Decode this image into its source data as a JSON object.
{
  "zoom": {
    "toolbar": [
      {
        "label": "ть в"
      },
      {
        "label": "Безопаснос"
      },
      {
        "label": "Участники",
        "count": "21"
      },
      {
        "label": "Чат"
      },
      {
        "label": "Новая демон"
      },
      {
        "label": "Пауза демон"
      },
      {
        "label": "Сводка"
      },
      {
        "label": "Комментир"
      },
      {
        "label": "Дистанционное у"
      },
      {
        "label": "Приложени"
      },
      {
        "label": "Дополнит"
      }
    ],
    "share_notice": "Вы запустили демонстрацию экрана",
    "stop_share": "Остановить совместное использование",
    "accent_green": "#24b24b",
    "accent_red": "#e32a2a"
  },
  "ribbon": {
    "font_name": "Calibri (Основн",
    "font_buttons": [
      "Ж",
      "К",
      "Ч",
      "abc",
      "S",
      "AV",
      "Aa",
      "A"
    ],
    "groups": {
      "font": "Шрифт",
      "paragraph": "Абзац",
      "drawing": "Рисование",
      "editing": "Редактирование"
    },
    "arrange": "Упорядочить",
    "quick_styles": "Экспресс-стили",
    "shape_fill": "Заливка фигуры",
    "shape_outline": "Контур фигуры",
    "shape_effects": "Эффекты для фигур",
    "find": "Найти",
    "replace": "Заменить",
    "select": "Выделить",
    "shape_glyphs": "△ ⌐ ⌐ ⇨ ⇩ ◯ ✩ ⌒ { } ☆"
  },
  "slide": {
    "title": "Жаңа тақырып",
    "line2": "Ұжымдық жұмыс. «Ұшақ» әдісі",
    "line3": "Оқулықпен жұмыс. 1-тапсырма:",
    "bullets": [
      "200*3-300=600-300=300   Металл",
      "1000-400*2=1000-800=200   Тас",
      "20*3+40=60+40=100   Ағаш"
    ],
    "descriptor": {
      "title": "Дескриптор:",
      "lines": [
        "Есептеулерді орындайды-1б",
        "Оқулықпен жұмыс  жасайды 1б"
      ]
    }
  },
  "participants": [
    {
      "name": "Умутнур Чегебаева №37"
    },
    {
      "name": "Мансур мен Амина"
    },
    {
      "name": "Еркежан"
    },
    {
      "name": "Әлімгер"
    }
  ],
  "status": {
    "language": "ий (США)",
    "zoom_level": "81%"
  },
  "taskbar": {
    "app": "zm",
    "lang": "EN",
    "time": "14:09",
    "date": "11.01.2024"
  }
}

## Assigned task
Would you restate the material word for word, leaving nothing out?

## Task answer
Decode this image into its source data as a JSON object.
{
  "zoom": {
    "toolbar": [
      {
        "label": "ть в"
      },
      {
        "label": "Безопаснос"
      },
      {
        "label": "Участники",
        "count": "21"
      },
      {
        "label": "Чат"
      },
      {
        "label": "Новая демон"
      },
      {
        "label": "Пауза демон"
      },
      {
        "label": "Сводка"
      },
      {
        "label": "Комментир"
      },
      {
        "label": "Дистанционное у"
      },
      {
        "label": "Приложени"
      },
      {
        "label": "Дополнит"
      }
    ],
    "share_notice": "Вы запустили демонстрацию экрана",
    "stop_share": "Остановить совместное использование",
    "accent_green": "#24b24b",
    "accent_red": "#e32a2a"
  },
  "ribbon": {
    "font_name": "Calibri (Основн",
    "font_buttons": [
      "Ж",
      "К",
      "Ч",
      "abc",
      "S",
      "AV",
      "Aa",
      "A"
    ],
    "groups": {
      "font": "Шрифт",
      "paragraph": "Абзац",
      "drawing": "Рисование",
      "editing": "Редактирование"
    },
    "arrange": "Упорядочить",
    "quick_styles": "Экспресс-стили",
    "shape_fill": "Заливка фигуры",
    "shape_outline": "Контур фигуры",
    "shape_effects": "Эффекты для фигур",
    "find": "Найти",
    "replace": "Заменить",
    "select": "Выделить",
    "shape_glyphs": "△ ⌐ ⌐ ⇨ ⇩ ◯ ✩ ⌒ { } ☆"
  },
  "slide": {
    "title": "Жаңа тақырып",
    "line2": "Ұжымдық жұмыс. «Ұшақ» әдісі",
    "line3": "Оқулықпен жұмыс. 1-тапсырма:",
    "bullets": [
      "200*3-300=600-300=300   Металл",
      "1000-400*2=1000-800=200   Тас",
      "20*3+40=60+40=100   Ағаш"
    ],
    "descriptor": {
      "title": "Дескриптор:",
      "lines": [
        "Есептеулерді орындайды-1б",
        "Оқулықпен жұмыс  жасайды 1б"
      ]
    }
  },
  "participants": [
    {
      "name": "Умутнур Чегебаева №37"
    },
    {
      "name": "Мансур мен Амина"
    },
    {
      "name": "Еркежан"
    },
    {
      "name": "Әлімгер"
    }
  ],
  "status": {
    "language": "ий (США)",
    "zoom_level": "81%"
  },
  "taskbar": {
    "app": "zm",
    "lang": "EN",
    "time": "14:09",
    "date": "11.01.2024"
  }
}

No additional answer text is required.